Sometimes, chickens will even attempt to use nearby objects to break up food into smaller pieces.
Once small enough and safe to consume, chickens will tilt their head back and swallow the food whole!
The tongue is also used to manoeuvre the food into a good swallowing position and saliva is similarly used to support the swallowing process.
This is why it is so important as a chicken owner to provide food in manageable chunks and appropriate sizes. For this reason its always a good idea to cut up food before feeding to ensure it doesn’t get stuck or wedged in their throats. This is also why you see feed crumbled and in pellet form.
From there, food passes down the esophagus (muscular tube that connects the throat) into the crop. In a chicken this serves as an expandable food storing organ. Food will sit here for several hours – sometimes up to 12 hours at a time.
Slowly, the food is released from the crop into the chickens stomach (also known as a gizzard). It is here that digestive enzymes break down the food and absorb the nutrients.

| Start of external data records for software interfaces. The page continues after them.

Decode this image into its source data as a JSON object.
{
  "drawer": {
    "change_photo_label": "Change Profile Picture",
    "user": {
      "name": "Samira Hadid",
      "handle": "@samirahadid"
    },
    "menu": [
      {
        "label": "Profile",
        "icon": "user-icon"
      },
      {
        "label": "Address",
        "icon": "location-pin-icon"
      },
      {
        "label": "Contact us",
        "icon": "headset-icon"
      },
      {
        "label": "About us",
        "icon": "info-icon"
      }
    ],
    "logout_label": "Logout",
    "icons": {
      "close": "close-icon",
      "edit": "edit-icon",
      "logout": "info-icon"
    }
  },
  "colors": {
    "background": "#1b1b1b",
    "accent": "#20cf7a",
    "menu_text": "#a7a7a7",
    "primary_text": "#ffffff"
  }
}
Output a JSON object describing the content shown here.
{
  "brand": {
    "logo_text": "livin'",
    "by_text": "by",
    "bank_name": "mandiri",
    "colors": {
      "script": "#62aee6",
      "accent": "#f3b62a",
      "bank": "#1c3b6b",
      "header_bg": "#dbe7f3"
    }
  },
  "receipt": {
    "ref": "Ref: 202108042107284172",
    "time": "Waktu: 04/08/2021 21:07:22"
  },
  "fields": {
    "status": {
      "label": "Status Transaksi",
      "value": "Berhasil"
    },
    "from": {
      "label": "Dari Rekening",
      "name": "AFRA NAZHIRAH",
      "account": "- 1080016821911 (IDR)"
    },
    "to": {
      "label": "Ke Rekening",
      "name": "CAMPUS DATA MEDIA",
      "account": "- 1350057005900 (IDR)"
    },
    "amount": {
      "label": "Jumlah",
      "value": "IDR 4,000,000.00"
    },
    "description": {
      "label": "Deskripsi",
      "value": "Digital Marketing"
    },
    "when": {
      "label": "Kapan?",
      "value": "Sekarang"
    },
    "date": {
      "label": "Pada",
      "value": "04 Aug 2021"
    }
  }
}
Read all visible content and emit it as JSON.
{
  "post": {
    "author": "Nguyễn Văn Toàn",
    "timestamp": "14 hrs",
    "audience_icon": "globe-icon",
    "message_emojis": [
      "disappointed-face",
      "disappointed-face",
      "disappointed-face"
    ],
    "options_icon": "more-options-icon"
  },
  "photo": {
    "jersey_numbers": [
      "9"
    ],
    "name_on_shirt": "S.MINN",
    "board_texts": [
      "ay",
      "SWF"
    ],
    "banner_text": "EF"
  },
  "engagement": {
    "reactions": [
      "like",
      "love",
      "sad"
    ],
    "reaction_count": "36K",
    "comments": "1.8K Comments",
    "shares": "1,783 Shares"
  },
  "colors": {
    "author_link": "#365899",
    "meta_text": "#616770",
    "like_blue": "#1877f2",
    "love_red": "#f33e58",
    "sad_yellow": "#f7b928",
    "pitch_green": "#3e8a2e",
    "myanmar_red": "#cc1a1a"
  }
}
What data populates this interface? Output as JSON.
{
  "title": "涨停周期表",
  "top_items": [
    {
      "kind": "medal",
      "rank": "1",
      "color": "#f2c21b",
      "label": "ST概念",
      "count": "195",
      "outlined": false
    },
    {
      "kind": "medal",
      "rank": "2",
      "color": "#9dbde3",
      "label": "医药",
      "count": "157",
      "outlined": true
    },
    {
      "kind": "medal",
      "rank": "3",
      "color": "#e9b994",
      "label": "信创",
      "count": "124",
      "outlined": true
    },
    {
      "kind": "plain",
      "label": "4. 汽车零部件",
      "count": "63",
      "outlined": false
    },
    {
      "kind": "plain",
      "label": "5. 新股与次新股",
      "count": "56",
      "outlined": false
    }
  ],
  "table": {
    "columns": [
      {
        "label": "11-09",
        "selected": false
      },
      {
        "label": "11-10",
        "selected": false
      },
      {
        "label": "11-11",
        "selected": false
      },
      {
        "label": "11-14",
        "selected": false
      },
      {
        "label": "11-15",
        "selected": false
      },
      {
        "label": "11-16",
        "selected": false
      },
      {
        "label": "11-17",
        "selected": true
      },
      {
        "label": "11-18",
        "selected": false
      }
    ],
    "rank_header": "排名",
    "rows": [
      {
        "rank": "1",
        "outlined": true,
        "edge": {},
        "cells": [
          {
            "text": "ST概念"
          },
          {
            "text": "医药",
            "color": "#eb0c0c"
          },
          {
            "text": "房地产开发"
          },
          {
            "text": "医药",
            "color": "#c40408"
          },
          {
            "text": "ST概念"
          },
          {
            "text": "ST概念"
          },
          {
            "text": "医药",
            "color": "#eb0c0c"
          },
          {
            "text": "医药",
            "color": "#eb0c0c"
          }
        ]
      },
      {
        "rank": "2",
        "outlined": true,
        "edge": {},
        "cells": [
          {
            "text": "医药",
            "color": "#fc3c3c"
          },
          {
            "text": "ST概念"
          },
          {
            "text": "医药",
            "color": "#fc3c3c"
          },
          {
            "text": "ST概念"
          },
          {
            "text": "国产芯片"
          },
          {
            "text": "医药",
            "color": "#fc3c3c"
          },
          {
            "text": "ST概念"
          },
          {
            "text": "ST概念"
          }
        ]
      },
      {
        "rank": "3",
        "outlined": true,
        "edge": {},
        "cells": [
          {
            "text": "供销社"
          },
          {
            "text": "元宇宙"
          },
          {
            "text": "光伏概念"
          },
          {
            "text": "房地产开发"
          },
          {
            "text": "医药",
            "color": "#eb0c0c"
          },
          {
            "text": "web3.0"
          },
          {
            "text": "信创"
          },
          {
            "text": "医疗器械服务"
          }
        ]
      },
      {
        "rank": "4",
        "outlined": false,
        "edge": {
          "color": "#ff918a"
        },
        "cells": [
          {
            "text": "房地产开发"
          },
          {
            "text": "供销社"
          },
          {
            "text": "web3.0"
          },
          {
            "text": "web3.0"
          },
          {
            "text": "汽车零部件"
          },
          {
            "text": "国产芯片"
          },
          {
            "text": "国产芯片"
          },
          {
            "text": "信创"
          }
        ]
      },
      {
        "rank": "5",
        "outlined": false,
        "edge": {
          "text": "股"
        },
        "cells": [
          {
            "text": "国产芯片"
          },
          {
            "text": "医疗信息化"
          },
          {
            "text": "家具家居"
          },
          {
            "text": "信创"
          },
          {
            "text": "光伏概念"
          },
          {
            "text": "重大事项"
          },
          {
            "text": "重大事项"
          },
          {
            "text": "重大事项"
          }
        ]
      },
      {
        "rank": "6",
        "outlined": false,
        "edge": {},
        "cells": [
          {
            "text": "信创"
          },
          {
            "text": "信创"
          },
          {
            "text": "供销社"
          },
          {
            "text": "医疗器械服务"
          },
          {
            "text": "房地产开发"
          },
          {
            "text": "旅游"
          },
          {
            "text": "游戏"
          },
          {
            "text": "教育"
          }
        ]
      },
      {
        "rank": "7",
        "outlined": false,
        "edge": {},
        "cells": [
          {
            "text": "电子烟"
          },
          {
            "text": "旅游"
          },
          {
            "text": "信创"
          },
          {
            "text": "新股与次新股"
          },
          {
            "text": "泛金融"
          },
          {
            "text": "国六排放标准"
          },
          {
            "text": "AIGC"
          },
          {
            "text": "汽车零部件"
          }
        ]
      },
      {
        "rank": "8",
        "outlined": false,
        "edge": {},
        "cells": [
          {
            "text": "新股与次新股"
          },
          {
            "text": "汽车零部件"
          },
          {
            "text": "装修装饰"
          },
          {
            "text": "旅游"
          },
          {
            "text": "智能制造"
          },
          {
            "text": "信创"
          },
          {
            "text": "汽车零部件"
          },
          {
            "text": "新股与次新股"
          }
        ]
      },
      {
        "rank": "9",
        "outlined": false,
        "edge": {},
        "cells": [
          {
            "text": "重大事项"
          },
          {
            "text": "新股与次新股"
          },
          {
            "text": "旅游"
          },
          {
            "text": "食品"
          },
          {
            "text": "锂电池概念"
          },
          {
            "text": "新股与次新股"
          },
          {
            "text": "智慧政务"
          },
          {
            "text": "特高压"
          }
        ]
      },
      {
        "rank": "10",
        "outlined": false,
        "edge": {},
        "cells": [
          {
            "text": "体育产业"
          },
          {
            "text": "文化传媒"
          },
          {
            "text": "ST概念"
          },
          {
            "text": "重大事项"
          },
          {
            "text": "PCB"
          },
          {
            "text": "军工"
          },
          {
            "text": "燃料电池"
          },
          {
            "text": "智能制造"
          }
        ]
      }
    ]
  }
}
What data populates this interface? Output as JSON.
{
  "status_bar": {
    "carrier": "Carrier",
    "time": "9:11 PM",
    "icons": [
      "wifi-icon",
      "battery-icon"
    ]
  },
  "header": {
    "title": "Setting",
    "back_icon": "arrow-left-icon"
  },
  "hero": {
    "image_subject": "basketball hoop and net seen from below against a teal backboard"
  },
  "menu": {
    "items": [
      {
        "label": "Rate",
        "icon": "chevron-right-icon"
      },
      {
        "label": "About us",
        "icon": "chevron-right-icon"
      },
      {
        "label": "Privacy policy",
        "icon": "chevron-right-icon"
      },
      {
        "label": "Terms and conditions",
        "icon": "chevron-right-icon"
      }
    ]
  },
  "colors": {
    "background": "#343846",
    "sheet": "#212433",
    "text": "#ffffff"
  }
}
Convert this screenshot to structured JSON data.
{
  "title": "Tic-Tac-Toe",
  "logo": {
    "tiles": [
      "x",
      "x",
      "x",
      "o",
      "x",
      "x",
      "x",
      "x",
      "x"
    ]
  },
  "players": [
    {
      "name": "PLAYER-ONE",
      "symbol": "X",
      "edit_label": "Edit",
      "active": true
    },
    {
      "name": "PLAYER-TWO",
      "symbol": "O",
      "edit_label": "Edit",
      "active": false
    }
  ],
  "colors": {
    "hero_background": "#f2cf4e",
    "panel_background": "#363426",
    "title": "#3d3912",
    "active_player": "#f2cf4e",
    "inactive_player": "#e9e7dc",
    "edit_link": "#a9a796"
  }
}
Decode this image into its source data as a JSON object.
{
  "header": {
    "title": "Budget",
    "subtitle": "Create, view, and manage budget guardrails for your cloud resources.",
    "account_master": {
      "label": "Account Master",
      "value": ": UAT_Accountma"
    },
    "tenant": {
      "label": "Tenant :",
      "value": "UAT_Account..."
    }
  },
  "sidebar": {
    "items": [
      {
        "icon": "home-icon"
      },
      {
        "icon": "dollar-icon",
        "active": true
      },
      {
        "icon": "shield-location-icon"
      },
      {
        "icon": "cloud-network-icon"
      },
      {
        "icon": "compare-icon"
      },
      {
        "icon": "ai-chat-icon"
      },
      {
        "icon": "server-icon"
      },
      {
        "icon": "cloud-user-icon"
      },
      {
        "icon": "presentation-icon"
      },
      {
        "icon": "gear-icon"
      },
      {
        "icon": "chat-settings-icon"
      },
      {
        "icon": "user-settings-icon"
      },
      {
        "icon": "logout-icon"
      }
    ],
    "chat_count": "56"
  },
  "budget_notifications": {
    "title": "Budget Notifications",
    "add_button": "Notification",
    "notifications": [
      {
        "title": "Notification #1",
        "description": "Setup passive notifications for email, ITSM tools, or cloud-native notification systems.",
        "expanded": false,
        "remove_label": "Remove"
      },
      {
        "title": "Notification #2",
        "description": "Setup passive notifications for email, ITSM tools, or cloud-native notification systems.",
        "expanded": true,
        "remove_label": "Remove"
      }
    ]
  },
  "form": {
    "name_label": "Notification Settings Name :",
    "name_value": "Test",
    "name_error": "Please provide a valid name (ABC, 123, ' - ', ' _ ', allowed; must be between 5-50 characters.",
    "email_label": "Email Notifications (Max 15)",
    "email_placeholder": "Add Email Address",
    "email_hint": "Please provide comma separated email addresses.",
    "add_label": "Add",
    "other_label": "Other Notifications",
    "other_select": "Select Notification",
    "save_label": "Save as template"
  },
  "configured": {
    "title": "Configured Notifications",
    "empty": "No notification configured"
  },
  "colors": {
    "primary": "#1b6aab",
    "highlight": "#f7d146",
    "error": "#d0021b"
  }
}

It is the gizzard and digestive prowess of the enzymes in why chickens do not require teeth. This organ, with the support of grit, break food down into much finer particles.
Once at a sufficient size, food moves from the gizzard into the small intestine while the remaining nutrients are acquired.
Left over food residue will then pass through the ceca, and bacteria will deconstruct any of the remaining matter. Then, the even smaller food particles enter the large intestine which helps to dry out the indigestible food.
Lastly, this final trace of residue will work its way through the cloaca. It mixes with the chickens urine here. Then, both the waste and urine is expelled together through the vent.
Chickens do not have lips; instead they have beaks that consists of two parts (an upper and a lower) and a small triangular shaped tongue. They do not have any teeth.
While scientists have several a reason in why they believe humans and other mammals have lips, for chickens we can look at evolution as a primary factor.
Ultimately; chickens have an entirely different internal biology with different organs working in different ways. They eat different foods, consume them differently (swallowing food whole), and have different eating requirements and preferences.
This is why as a chicken owner it so important that you consider their diet. That you only provide food in small and manageable chunks, and that you provide foods that align with their needs.
I am a practiced pet owner with decades of experience owning a number of different pets. I am also the main writer and chief editor here at Pet Educate; a site I created to share everything I’ve learned about pet ownership over the years and my extensive research along the way.